The shoe-box-size, Vista-capable Shuttle XPC G2 2200 ($999 as of November 6, 2006) is a space-saving system that goes pretty far in view of its diminutive stature-but not far enough if you want a system for casual game play. Just 7.2 inches high and 7.8 inches wide, this system houses a 2.4-GHz AMD Athlon 64 3800+ processor and 1GB of RAM, a combination that helped power this system to an above-average WorldBench 5 score of 95--fast enough to support some video and image editing.
Unfortunately, this system can't handle even casual gaming. The G2 2200 barely completed some of our graphics tests, and it failed two others. Our test system depended on an integrated VIA Chrome 9 IGP graphics chip; you can, however, add a dedicated graphics card via the system's single PCI Express x16 card slot.
The exterior of the small case offers six USB 2.0 ports, two FireWire ports, and both coaxial and optical digital audio outputs (the PC supports up to 5.1 surround sound audio). Inside, though, the system has little room for expansion: You get a single internal drive bay, and two slots for half-height cards (one each for PCI Express x16 and for PCI). The cramped quarters make working inside the case a pain, too. To install a new hard drive, you must undo three screws to remove the cover, undo two more to access the drive carrier, and then unplug a load of cables to remove the drive assembly cage so you can add the drive.
Our test system came with Shuttle's 17-inch XP17 LCD, a satisfactory monitor that produced strong colors and good shadow detail.
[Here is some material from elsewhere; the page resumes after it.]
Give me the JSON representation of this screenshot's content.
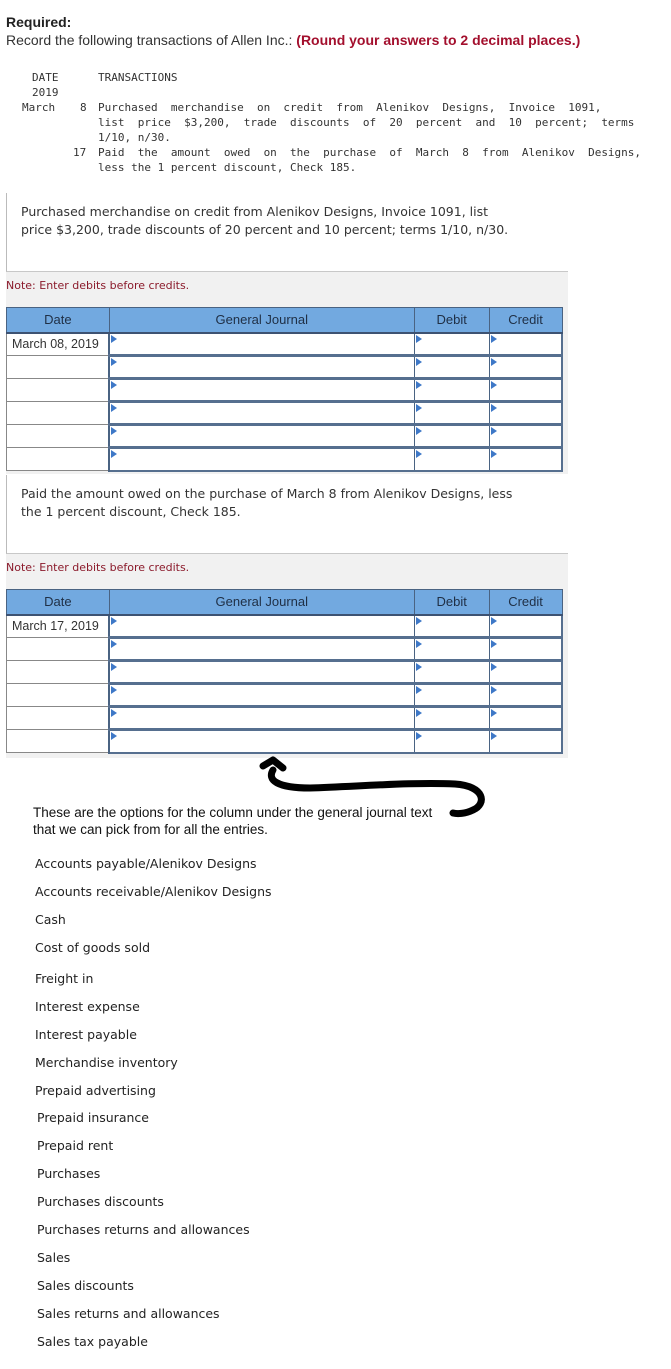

It's portable, too, with an easy-tote handle integrated on top.
The XPC G2 2200 is an attractive system--especially for use in space-constrained environments--but even casual gamers would do well to consider springing for a dedicated graphics card.